“Now Apple has introduced 5G, it has effectively legitimised the technology to a large consumer base in the UK,” he says. Jeronimo agrees with this sentiment, believing that Apple’s implementation of 5G on its new devices will help drive interest in the technology going forward.
“A lot of consumers have the mindset where they may not know what 5G is, but if Apple does it, it suddenly becomes relevant and important to them,” he says. “Apple is certainly committed to 5G and I am not expecting to see any more 4G devices from the vendor.”
There is, meanwhile, reason to believe that Apple’s delay in introducing the latest iPhone generated more intrigue around the device.

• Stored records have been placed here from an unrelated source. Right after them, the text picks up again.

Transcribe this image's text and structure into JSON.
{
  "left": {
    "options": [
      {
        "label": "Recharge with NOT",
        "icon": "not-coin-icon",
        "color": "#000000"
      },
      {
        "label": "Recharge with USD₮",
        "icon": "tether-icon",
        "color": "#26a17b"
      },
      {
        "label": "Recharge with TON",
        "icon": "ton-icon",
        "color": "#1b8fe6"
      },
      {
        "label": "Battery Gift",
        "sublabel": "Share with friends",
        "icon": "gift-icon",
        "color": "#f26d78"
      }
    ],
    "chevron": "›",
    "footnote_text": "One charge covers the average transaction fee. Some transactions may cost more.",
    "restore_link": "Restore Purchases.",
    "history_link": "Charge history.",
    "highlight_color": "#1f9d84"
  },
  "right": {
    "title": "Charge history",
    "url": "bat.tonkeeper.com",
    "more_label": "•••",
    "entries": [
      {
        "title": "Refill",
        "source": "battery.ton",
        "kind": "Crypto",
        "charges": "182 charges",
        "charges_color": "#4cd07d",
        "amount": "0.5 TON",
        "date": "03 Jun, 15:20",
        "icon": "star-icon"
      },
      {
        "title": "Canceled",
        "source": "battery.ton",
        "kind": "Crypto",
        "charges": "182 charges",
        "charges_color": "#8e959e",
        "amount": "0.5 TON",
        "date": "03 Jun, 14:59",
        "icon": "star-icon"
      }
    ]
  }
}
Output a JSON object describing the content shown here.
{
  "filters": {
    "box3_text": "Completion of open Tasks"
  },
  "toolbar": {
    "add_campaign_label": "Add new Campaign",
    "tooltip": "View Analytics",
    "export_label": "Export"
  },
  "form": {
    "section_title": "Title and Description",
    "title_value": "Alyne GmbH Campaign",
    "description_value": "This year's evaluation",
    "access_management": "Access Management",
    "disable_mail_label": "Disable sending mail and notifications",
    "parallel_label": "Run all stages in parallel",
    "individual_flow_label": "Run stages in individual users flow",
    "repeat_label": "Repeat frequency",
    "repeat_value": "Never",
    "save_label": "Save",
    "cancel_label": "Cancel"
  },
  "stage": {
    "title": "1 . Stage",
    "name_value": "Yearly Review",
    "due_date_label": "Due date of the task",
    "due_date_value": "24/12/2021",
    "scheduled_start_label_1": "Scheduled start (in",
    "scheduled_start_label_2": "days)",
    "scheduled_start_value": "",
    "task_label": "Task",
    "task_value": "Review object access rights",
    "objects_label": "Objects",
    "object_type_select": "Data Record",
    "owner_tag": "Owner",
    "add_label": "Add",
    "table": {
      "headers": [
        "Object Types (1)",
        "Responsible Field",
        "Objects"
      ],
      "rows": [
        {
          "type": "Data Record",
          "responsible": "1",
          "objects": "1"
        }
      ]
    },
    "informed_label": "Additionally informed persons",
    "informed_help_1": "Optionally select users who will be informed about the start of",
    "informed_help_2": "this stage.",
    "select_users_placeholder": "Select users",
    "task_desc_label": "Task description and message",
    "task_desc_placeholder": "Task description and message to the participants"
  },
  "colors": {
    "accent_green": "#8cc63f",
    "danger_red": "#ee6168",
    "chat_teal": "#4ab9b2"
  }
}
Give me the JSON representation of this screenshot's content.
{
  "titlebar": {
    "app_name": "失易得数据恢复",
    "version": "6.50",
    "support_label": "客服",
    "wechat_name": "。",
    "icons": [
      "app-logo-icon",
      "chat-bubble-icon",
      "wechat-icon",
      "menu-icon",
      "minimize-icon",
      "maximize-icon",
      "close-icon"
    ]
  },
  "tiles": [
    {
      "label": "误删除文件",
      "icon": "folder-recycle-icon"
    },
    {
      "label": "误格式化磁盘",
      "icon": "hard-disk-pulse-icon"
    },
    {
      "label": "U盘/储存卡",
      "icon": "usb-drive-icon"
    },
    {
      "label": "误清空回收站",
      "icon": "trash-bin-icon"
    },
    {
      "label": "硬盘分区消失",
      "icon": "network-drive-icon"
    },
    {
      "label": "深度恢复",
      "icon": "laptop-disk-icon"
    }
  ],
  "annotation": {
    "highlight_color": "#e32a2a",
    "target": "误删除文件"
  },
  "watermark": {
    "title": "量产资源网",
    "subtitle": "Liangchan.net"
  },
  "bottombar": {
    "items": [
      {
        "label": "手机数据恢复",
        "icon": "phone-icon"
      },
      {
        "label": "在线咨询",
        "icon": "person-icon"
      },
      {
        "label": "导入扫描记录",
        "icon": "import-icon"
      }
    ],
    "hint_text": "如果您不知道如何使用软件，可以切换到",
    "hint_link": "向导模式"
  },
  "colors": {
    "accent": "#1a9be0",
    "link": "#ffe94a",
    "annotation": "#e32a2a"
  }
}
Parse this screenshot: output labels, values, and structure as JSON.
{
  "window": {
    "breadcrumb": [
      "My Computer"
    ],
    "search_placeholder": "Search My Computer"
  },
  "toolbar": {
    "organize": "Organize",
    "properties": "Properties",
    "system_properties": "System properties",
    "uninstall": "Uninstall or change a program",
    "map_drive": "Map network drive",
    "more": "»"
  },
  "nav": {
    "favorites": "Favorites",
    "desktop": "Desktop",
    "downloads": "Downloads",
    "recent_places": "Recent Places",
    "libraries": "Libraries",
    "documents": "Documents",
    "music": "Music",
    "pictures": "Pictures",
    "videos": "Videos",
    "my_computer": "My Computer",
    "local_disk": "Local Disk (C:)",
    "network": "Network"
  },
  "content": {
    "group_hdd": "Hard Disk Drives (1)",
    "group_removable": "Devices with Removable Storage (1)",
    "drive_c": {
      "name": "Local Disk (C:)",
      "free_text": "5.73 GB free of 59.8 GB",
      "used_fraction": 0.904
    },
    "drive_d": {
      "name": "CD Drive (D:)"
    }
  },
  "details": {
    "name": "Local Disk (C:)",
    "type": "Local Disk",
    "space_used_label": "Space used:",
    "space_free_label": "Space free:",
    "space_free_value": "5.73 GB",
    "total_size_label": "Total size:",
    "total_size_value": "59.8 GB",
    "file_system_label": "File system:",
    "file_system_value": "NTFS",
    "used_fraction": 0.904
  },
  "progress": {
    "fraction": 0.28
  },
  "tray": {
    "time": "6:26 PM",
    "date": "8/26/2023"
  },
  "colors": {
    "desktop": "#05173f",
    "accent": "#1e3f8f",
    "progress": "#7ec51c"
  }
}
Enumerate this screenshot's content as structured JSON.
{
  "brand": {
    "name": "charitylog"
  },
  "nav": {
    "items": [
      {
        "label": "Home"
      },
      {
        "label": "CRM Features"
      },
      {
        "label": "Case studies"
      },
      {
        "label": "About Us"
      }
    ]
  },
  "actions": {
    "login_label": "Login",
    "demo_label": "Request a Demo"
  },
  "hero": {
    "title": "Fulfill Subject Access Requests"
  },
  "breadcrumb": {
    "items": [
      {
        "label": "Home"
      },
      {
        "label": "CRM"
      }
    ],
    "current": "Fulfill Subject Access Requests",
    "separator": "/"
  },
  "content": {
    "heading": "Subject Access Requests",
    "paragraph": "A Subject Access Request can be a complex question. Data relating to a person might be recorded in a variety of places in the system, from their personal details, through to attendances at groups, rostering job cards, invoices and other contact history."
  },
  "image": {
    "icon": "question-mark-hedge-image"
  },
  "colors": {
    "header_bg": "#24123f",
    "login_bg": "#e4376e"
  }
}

The late introduction of 5G was unusual for an industry pioneer, yet Apple’s commitment was outlined by the aggressive marketing of its 5G-compatible devices when it released four at once, according to ABI senior research director Dimitris Mavrakis.
He thinks Apple’s aggressive marketing techniques outline the fact that the iPhone 12 isn’t just another device for 5G, but the primary device among vendors in the market to accelerate expansion of the new technology.
Mavrakis points to 5G being mentioned well over 60 times during the live-streamed launch of the iPhone 12, underlining the company’s commitment to the devices. “After the launch, 5G network traffic spiked, which is testament to Apple’s impact on consumer behaviour,” he adds.
“Apple was late to 5G, but ended up marketing it very well with its four 5G-compatible devices.” Wood adds that there was no incentive for Apple to push for 5G before it was readily available to its consumer base through wider network coverage.
He says that once the US smartphone vendor had 5G devices ready, it would always happily embrace the technology as a ‘de facto’ feature on every device going forward. But while Apple’s introduction of four 5G-compatible devices has been a key launchpad for adoption, consumers will soon have a plethora of options for devices.
Meanwhile, with Huawei’s dwindling 5G prospects outside China, the emergence of the technology presents an opportunity for challenger brands to disrupt the smartphone market.
Despite market share being dominated by the likes of Apple and Samsung, the Chinese vendors are in a prime position to steal some market share in the UK’s coveted mid-range segment as prices erode for 5G devices.
Wood thinks vendors such as Xiaomi, Realme and Oppo are well-placed to democratise 5G, bringing the technology to a wider market with cheaper price points. “The price of 5G devices has lowered faster than anybody could have imagined,” says Wood.
And with the Chinese vendors releasing new devices at a rapid rate, there is still potential for 5G to excel in the consumer domain. Yet Mavrakis believes this is an area where 5G has already seen some success.
“It is already providing value to operators, and while 4G has plenty of miles to go, in the future we will see a gradual replacement of 4G devices,” he says.
However, Mavrakis thinks that the takeup of 5G will also be determined by the impact it has on the wider world, such as with IoT devices in the business segment and industrial applications.
Yet the analysts agree that for the technology to really gain traction, consumers need to see more services that run exclusively on 5G rather than previous mobile generations, fuelling sustained growth.
And while it may still be a few years before 5G is widely available, Wood is optimistic about the future of the technology, saying it represents a long-term investment that is destined to be around for the next 10 to 15 years.
“We are living in a world where people are more connected than ever and as we come out of the pandemic, people are going to demand increased connectivity while they are on the move,” he says.
“What 5G does right now is allow you to do what you are doing on WiFi and 4G but better. That in itself is hugely valuable and will result in a nicer world to live in.”